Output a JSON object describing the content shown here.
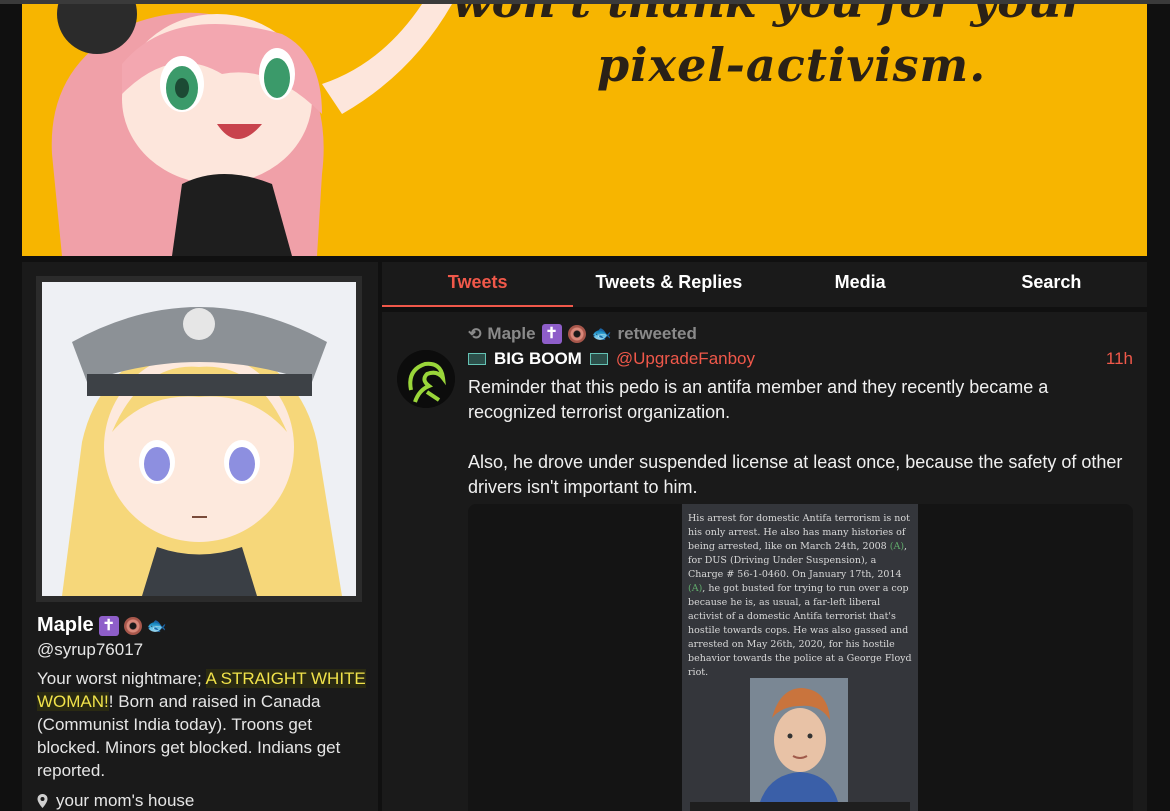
{
  "banner": {
    "line_top": "won't thank you for your",
    "line_main": "pixel-activism."
  },
  "profile": {
    "name": "Maple",
    "handle": "@syrup76017",
    "bio_before": "Your worst nightmare; ",
    "bio_highlight": "A STRAIGHT WHITE WOMAN!",
    "bio_after": "! Born and raised in Canada (Communist India today). Troons get blocked. Minors get blocked. Indians get reported.",
    "location": "your mom's house",
    "name_emoji": [
      "cross-emoji",
      "donut-emoji",
      "fish-emoji"
    ]
  },
  "tabs": [
    {
      "label": "Tweets",
      "active": true
    },
    {
      "label": "Tweets & Replies",
      "active": false
    },
    {
      "label": "Media",
      "active": false
    },
    {
      "label": "Search",
      "active": false
    }
  ],
  "tweet": {
    "retweeted_by": "Maple",
    "retweeted_label": "retweeted",
    "author_name": "BIG BOOM",
    "author_handle": "@UpgradeFanboy",
    "time": "11h",
    "paragraph_1": "Reminder that this pedo is an antifa member and they recently became a recognized terrorist organization.",
    "paragraph_2": "Also, he drove under suspended license at least once, because the safety of other drivers isn't important to him.",
    "media_text_1": "His arrest for domestic Antifa terrorism is not his only arrest. He also has many histories of being arrested, like on March 24th, 2008 ",
    "media_link_1": "(A)",
    "media_text_2": ", for DUS (Driving Under Suspension), a Charge # 56-1-0460. On January 17th, 2014 ",
    "media_link_2": "(A)",
    "media_text_3": ", he got busted for trying to run over a cop because he is, as usual, a far-left liberal activist of a domestic Antifa terrorist that's hostile towards cops. He was also gassed and arrested on May 26th, 2020, for his hostile behavior towards the police at a George Floyd riot."
  },
  "colors": {
    "accent": "#f0584a",
    "banner_bg": "#f7b500",
    "panel_bg": "#1a1a1a",
    "page_bg": "#101010",
    "highlight": "#f0e24a"
  }
}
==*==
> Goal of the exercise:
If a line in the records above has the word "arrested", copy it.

> Written answer:
    "media_text_1": "His arrest for domestic Antifa terrorism is not his only arrest. He also has many histories of being arrested, like on March 24th, 2008 ",
    "media_text_3": ", he got busted for trying to run over a cop because he is, as usual, a far-left liberal activist of a domestic Antifa terrorist that's hostile towards cops. He was also gassed and arrested on May 26th, 2020, for his hostile behavior towards the police at a George Floyd riot."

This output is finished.